None of which paints a reassuring picture. If people going forward find it harder to borrow, they ultimately will have less money to spend. For some, this may precipitate a debt crisis, particularly where borrowing money is making up the shortfall in their household expenditures.
It also suggests that if the economic strategy for growing the British economy is not one that will be funded by public expenditure, then it’s unlikely increased consumer expenditure, funded by personal debt, will prove to be a sustainable, long term strategy.
The Magical Money Tree
The emerging picture is of a Britain now caught in a debt trap. If we want to see the economy grow, there needs to be more spending. However, as we heard during the General Election, there is no magic money tree, so hard decisions will need to be made as to who pays the cost of that spending.
If it is to be funded by private household spending, then it is likely it will have to be funded by a money tree of long-term, unsustainable debt. This poses substantial risks to the public purse, as we saw the last time the banks failed.
If it is to be funded by increased public expenditure, then the medium-term prospects are that the UK Government will struggle to reduce the national debt or cut the UK deficit. Taxes are, therefore, likely to increase.
Inevitably, all this points towards households experiencing financial distress for years to come, which if other factors begin to occur and converge at the same time, could create a perfect storm: interest rates rising (which it is expected could begin later this year) and unemployment increasing, with firms relocating outside the UK and cutting investment because of Brexit.
Weathering the Storm
So, if things do go bad, how do people survive? The message must be to repair the roof when the sun is shining. The problem is the sun is not shining, but if things are only likely to get worse, then this is the time to begin to patch up the holes.
First getting a grip of your financials is essential. There are competing economic theories about whether it is important or not, in a time of crisis, for Governments to balance their books, but for households, it is essential. Unlike Governments, who can increase taxes when they need to, households can rarely just give themselves a pay rise.
Second, pay down your debts if possible. This may mean curtailing your expenditure and budgeting, but in the long term if that allows you to avoid personal insolvency later, it is a burden worth bearing.
Third, don’t rely on things you cannot control. None of us know exactly when we may get a promotion or a pay rise, so don’t depend on them. Always plan for the worst-case scenario. Equally, we don’t know when the Bank of England base rate of interest will increase, but all the indications are it could happen by the end of this year.

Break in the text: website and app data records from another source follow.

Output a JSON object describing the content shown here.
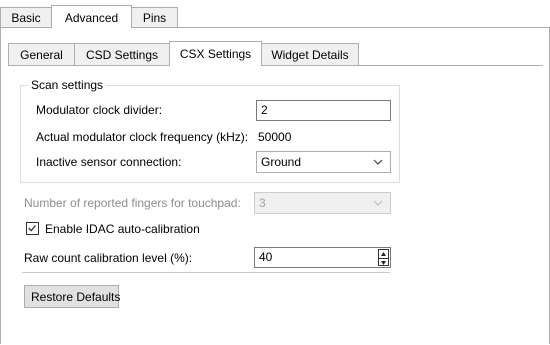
{
  "outer_tabs": [
    {
      "label": "Basic",
      "active": false
    },
    {
      "label": "Advanced",
      "active": true
    },
    {
      "label": "Pins",
      "active": false
    }
  ],
  "inner_tabs": [
    {
      "label": "General",
      "active": false
    },
    {
      "label": "CSD Settings",
      "active": false
    },
    {
      "label": "CSX Settings",
      "active": true
    },
    {
      "label": "Widget Details",
      "active": false
    }
  ],
  "scan_settings": {
    "title": "Scan settings",
    "modulator_clock_divider": {
      "label": "Modulator clock divider:",
      "value": "2"
    },
    "actual_frequency": {
      "label": "Actual modulator clock frequency (kHz):",
      "value": "50000"
    },
    "inactive_sensor_connection": {
      "label": "Inactive sensor connection:",
      "value": "Ground"
    }
  },
  "reported_fingers": {
    "label": "Number of reported fingers for touchpad:",
    "value": "3",
    "disabled": true
  },
  "idac_auto_calibration": {
    "label": "Enable IDAC auto-calibration",
    "checked": true
  },
  "raw_count_level": {
    "label": "Raw count calibration level (%):",
    "value": "40"
  },
  "restore_defaults": {
    "label": "Restore Defaults"
  }
}
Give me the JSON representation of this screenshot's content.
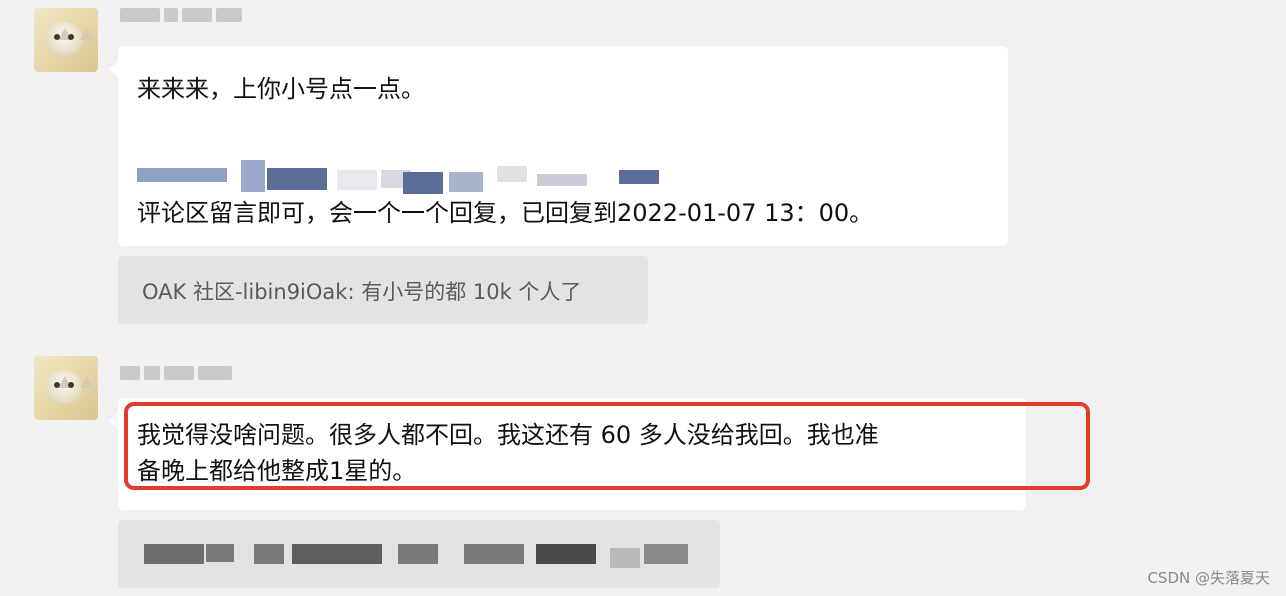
{
  "messages": [
    {
      "sender": "",
      "lines": [
        "来来来，上你小号点一点。",
        "评论区留言即可，会一个一个回复，已回复到2022-01-07 13：00。"
      ],
      "quote": "OAK 社区-libin9iOak: 有小号的都 10k 个人了"
    },
    {
      "sender": "",
      "lines": [
        "我觉得没啥问题。很多人都不回。我这还有 60 多人没给我回。我也准",
        "备晚上都给他整成1星的。"
      ],
      "quote": ""
    }
  ],
  "watermark": "CSDN @失落夏天",
  "colors": {
    "background": "#f1f1f1",
    "bubble": "#ffffff",
    "quote": "#e3e3e3",
    "highlight": "#e13b2b"
  }
}
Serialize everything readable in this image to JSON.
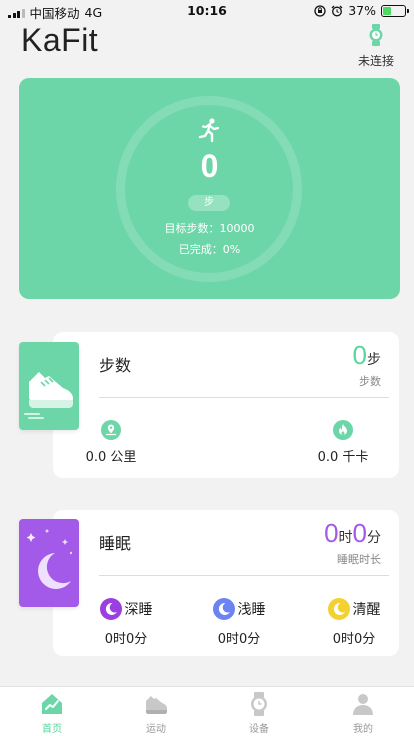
{
  "status_bar": {
    "carrier": "中国移动",
    "network": "4G",
    "time": "10:16",
    "battery": "37%",
    "battery_level": 0.37
  },
  "header": {
    "title": "KaFit",
    "connection_label": "未连接"
  },
  "hero": {
    "steps": "0",
    "unit": "步",
    "goal": "目标步数：10000",
    "completion": "已完成：0%"
  },
  "steps_card": {
    "title": "步数",
    "value": "0",
    "value_unit": "步",
    "subtitle": "步数",
    "distance": "0.0 公里",
    "calories": "0.0 千卡"
  },
  "sleep_card": {
    "title": "睡眠",
    "hours": "0",
    "hours_unit": "时",
    "minutes": "0",
    "minutes_unit": "分",
    "subtitle": "睡眠时长",
    "deep_label": "深睡",
    "deep_time": "0时0分",
    "light_label": "浅睡",
    "light_time": "0时0分",
    "awake_label": "清醒",
    "awake_time": "0时0分"
  },
  "tabs": [
    {
      "label": "首页",
      "icon": "home-chart-icon",
      "active": true
    },
    {
      "label": "运动",
      "icon": "sneaker-icon",
      "active": false
    },
    {
      "label": "设备",
      "icon": "watch-icon",
      "active": false
    },
    {
      "label": "我的",
      "icon": "person-icon",
      "active": false
    }
  ],
  "colors": {
    "accent_green": "#6dd6a8",
    "sleep_purple": "#a45ae8",
    "deep_sleep": "#9b3fe0",
    "light_sleep": "#6d83f2",
    "awake": "#f5d130",
    "background": "#f2f2f2"
  }
}
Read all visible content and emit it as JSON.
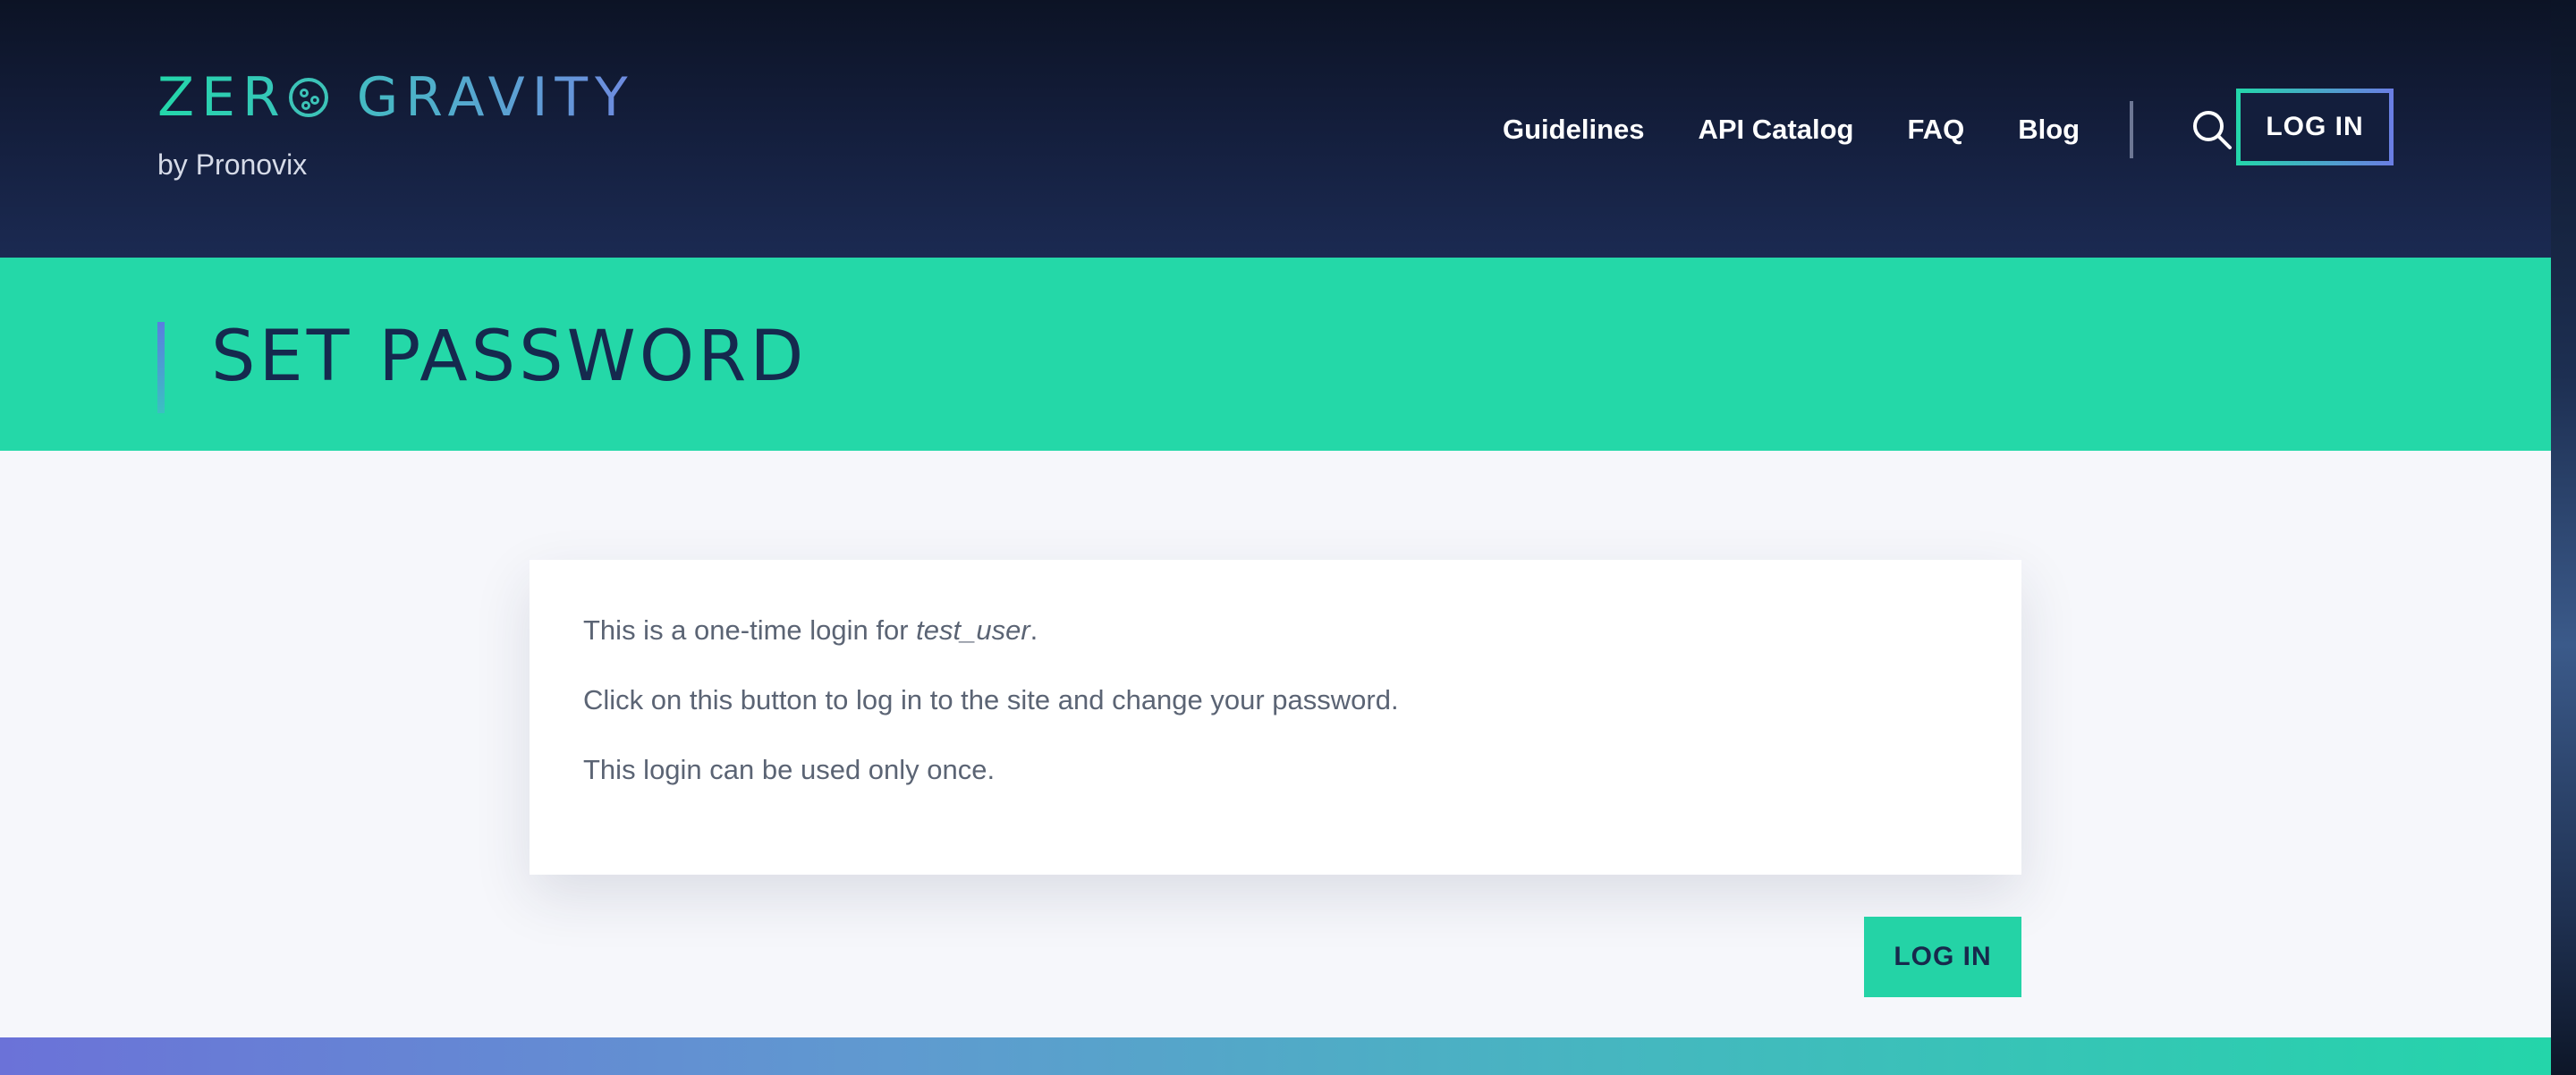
{
  "header": {
    "logo_text_left": "ZER",
    "logo_text_right": "GRAVITY",
    "logo_subtitle": "by Pronovix",
    "nav": [
      {
        "label": "Guidelines"
      },
      {
        "label": "API Catalog"
      },
      {
        "label": "FAQ"
      },
      {
        "label": "Blog"
      }
    ],
    "search_icon": "search-icon",
    "login_label": "LOG IN"
  },
  "title_band": {
    "title": "SET PASSWORD"
  },
  "content": {
    "line1_prefix": "This is a one-time login for ",
    "line1_user": "test_user",
    "line1_suffix": ".",
    "line2": "Click on this button to log in to the site and change your password.",
    "line3": "This login can be used only once.",
    "login_button": "LOG IN"
  },
  "colors": {
    "header_bg": "#131d3a",
    "accent_green": "#24d8a8",
    "title_text": "#15294e",
    "body_text": "#5b6474",
    "page_bg": "#f6f7fb"
  }
}
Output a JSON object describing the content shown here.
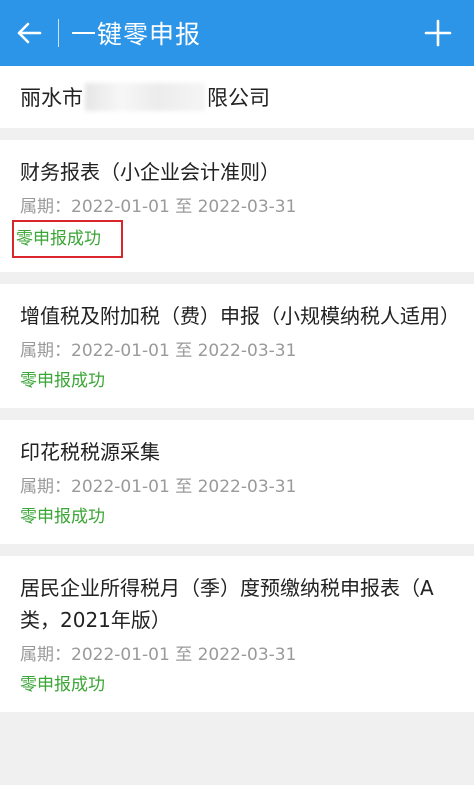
{
  "header": {
    "title": "一键零申报",
    "bg_color": "#2d95e8"
  },
  "company": {
    "left": "丽水市",
    "right": "限公司"
  },
  "items": [
    {
      "name": "财务报表（小企业会计准则）",
      "period": "属期：2022-01-01 至 2022-03-31",
      "status": "零申报成功"
    },
    {
      "name": "增值税及附加税（费）申报（小规模纳税人适用）",
      "period": "属期：2022-01-01 至 2022-03-31",
      "status": "零申报成功"
    },
    {
      "name": "印花税税源采集",
      "period": "属期：2022-01-01 至 2022-03-31",
      "status": "零申报成功"
    },
    {
      "name": "居民企业所得税月（季）度预缴纳税申报表（A类，2021年版）",
      "period": "属期：2022-01-01 至 2022-03-31",
      "status": "零申报成功"
    }
  ],
  "colors": {
    "status_green": "#3aa635",
    "highlight_red": "#d9262a"
  }
}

It is currently just 0.25%, but it’s worth remembering that for at least half of the last 40 years its was close to or higher than 10%; and in 1979 was as high as 17%. More recently in 1989 it was as high as 14.87%.
Even a 3% increase on a £150,000 mortgage, taken over 25 years, and currently with an interest rate of 3%, could see monthly payments increase by £255 per month. It may be a good time to consider, for the sake of financial stability, whether a 2-5-year fixed interest rate would be in your best interests.
Finally, if you are unable to pay your debts as they fall due, or you can only pay the minimum payments each month, it’s time to seek professional debt advice. Rarely will an unsustainable situation become sustainable by ignoring it.
If you need more information about the options available to you in dealing with your debt, you can always speak confidentially with one of our friendly advisors on 0808 2085 198.